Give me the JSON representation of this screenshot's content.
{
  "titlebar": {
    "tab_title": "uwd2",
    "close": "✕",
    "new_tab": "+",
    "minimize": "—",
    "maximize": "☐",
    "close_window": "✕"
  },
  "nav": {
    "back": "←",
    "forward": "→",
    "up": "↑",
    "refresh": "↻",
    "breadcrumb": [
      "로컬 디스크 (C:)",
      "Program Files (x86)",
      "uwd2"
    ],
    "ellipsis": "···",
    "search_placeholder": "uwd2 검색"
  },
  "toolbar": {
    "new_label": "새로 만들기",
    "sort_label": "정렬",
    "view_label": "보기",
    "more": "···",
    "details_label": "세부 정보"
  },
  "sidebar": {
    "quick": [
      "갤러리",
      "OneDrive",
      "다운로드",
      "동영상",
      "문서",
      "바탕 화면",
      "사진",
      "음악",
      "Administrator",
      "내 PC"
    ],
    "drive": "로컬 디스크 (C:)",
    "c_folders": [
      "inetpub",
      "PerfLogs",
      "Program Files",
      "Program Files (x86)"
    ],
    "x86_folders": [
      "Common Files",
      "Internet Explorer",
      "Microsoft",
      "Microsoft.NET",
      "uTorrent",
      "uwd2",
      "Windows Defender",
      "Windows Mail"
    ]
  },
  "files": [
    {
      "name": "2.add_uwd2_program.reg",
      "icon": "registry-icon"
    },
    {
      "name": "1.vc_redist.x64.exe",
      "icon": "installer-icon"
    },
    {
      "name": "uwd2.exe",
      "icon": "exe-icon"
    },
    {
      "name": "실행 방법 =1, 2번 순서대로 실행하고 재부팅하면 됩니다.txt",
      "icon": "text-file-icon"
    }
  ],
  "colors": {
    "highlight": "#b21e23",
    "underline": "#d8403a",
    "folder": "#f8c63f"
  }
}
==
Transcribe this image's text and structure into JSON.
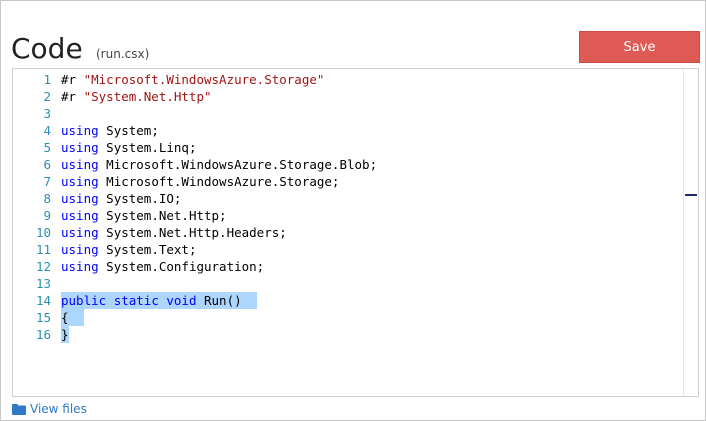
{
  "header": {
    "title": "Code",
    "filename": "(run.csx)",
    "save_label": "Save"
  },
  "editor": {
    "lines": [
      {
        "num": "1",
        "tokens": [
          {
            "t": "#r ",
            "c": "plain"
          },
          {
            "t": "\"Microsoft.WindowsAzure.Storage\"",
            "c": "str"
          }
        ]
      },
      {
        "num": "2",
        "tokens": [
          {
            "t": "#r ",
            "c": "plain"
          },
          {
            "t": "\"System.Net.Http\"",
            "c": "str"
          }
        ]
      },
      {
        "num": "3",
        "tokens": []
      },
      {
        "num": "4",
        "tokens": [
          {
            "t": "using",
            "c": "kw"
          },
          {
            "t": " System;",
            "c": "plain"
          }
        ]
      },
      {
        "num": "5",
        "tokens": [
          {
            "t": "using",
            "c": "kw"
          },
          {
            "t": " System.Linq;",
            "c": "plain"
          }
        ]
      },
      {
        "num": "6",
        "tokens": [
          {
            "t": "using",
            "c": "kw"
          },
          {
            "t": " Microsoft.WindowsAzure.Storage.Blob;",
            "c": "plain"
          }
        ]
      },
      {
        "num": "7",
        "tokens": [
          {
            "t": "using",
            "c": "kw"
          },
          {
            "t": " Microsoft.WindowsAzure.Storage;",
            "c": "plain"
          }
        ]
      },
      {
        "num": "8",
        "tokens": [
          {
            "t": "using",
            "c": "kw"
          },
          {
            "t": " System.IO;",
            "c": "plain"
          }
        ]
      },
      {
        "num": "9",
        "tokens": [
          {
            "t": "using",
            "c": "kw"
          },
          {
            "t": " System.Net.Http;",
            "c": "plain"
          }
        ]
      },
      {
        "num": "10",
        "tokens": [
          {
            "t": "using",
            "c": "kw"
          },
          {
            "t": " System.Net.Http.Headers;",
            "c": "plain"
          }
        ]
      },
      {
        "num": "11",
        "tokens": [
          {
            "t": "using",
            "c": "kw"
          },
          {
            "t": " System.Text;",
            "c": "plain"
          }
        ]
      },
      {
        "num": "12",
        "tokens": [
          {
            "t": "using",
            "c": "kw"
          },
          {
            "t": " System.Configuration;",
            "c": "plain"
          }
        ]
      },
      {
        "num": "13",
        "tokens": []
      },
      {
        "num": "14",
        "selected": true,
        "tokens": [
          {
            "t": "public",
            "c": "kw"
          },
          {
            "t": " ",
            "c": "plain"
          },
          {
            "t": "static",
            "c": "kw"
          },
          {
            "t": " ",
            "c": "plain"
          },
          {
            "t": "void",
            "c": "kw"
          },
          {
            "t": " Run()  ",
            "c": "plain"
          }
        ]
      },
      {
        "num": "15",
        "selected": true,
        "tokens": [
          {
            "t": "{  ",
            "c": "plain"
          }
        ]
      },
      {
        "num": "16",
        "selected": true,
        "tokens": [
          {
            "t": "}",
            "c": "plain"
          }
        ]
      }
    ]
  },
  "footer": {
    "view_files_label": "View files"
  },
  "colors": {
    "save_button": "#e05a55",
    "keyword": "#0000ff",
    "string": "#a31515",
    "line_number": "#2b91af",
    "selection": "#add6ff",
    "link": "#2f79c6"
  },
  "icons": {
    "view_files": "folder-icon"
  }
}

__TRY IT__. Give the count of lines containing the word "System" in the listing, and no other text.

__EXERCISE RESPONSE__. 8